> **Stored items**
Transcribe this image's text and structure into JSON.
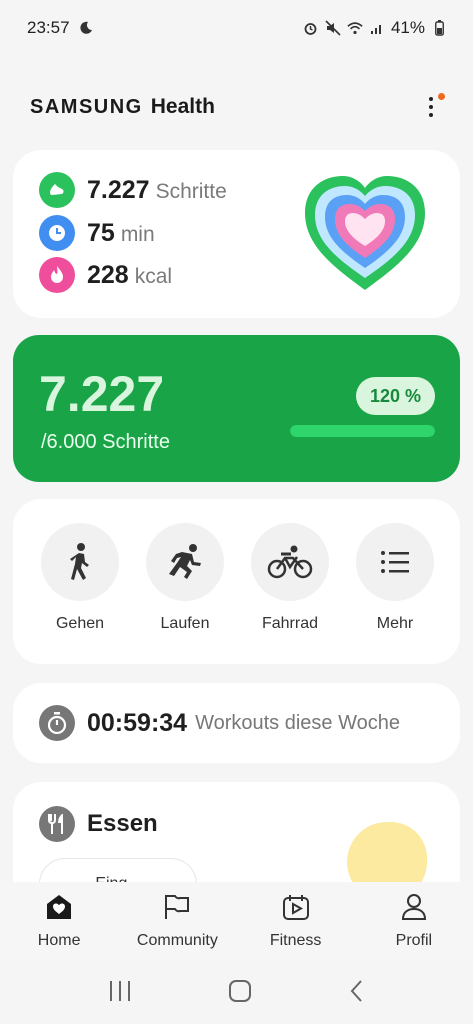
{
  "status": {
    "time": "23:57",
    "battery": "41%"
  },
  "app": {
    "brand_samsung": "SAMSUNG",
    "brand_health": "Health"
  },
  "summary": {
    "steps_value": "7.227",
    "steps_unit": "Schritte",
    "minutes_value": "75",
    "minutes_unit": "min",
    "kcal_value": "228",
    "kcal_unit": "kcal"
  },
  "steps": {
    "value": "7.227",
    "goal": "/6.000 Schritte",
    "percent": "120 %",
    "progress_fraction": 1.0
  },
  "activities": [
    {
      "label": "Gehen",
      "icon": "walking-icon"
    },
    {
      "label": "Laufen",
      "icon": "running-icon"
    },
    {
      "label": "Fahrrad",
      "icon": "bicycle-icon"
    },
    {
      "label": "Mehr",
      "icon": "list-icon"
    }
  ],
  "workout": {
    "time": "00:59:34",
    "label": "Workouts diese Woche"
  },
  "food": {
    "title": "Essen",
    "chip_label": "Eing..."
  },
  "nav": [
    {
      "label": "Home",
      "icon": "home-heart-icon"
    },
    {
      "label": "Community",
      "icon": "flag-icon"
    },
    {
      "label": "Fitness",
      "icon": "calendar-play-icon"
    },
    {
      "label": "Profil",
      "icon": "person-icon"
    }
  ],
  "colors": {
    "green_primary": "#19a547",
    "steps_icon": "#2bc15c",
    "minutes_icon": "#3f8ef0",
    "kcal_icon": "#ef4e9c",
    "notification_dot": "#ef6a1f"
  }
}
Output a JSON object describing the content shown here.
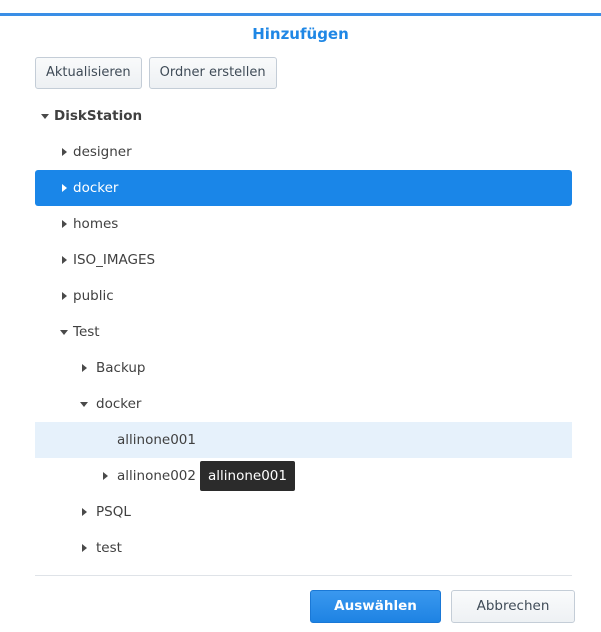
{
  "dialog": {
    "title": "Hinzufügen"
  },
  "toolbar": {
    "refresh_label": "Aktualisieren",
    "create_folder_label": "Ordner erstellen"
  },
  "tree": {
    "root": "DiskStation",
    "items": [
      {
        "label": "designer"
      },
      {
        "label": "docker"
      },
      {
        "label": "homes"
      },
      {
        "label": "ISO_IMAGES"
      },
      {
        "label": "public"
      },
      {
        "label": "Test"
      },
      {
        "label": "Backup"
      },
      {
        "label": "docker"
      },
      {
        "label": "allinone001"
      },
      {
        "label": "allinone002"
      },
      {
        "label": "PSQL"
      },
      {
        "label": "test"
      }
    ]
  },
  "tooltip": {
    "text": "allinone001"
  },
  "footer": {
    "select_label": "Auswählen",
    "cancel_label": "Abbrechen"
  },
  "colors": {
    "accent": "#1a86e8",
    "title": "#1f87e5",
    "hover_row": "#e6f1fb"
  }
}
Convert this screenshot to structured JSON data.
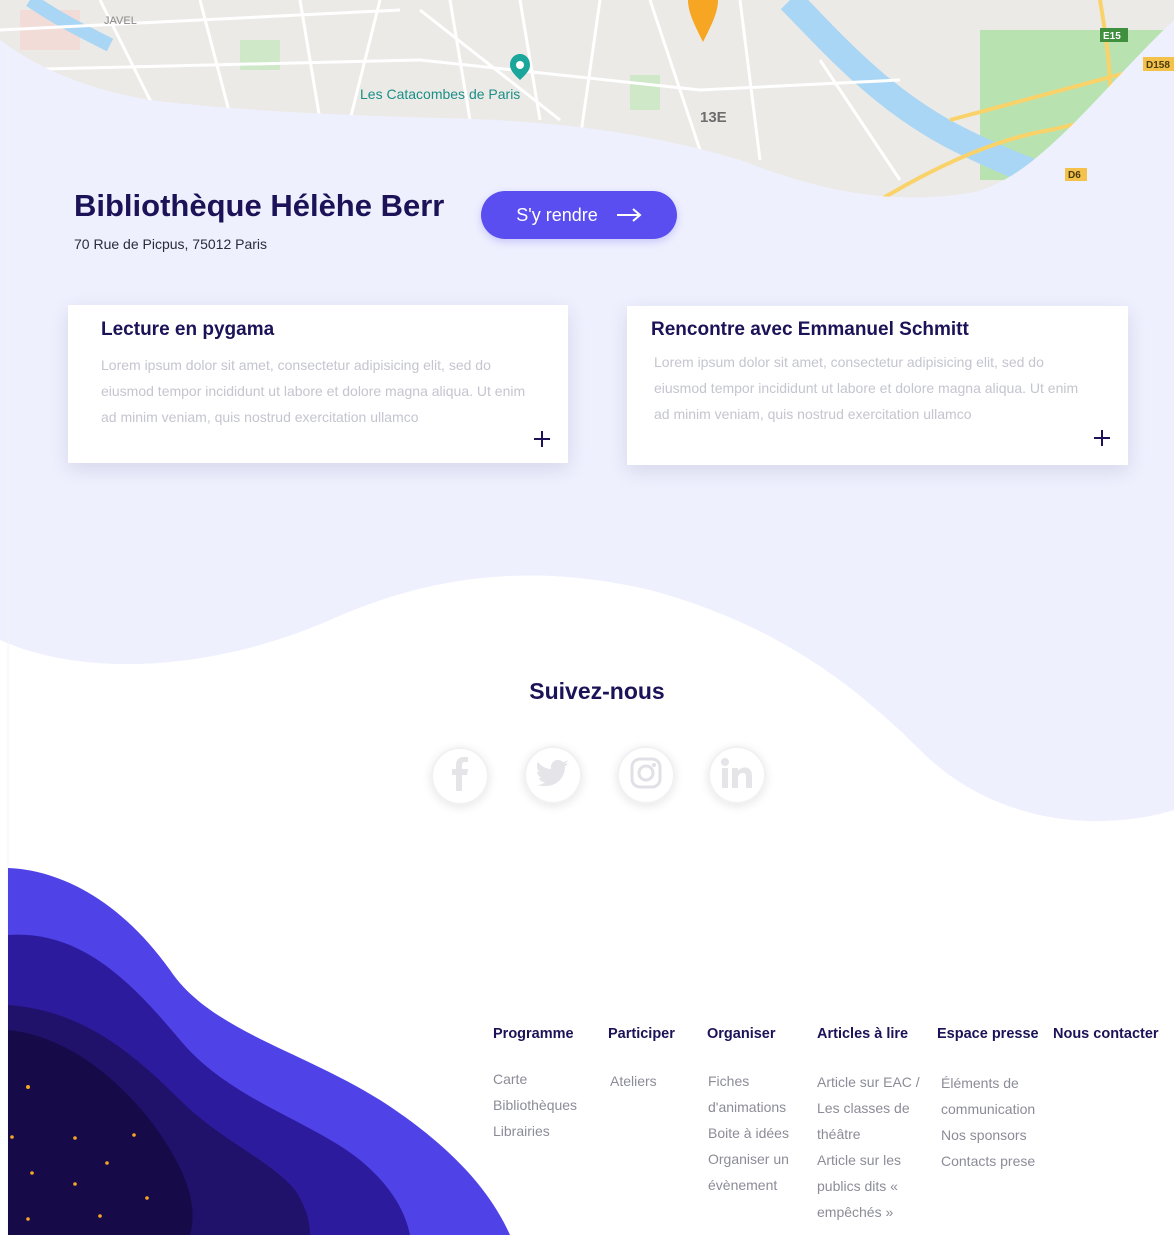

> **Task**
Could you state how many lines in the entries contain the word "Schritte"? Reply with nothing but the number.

> **Solution to the exercise**
2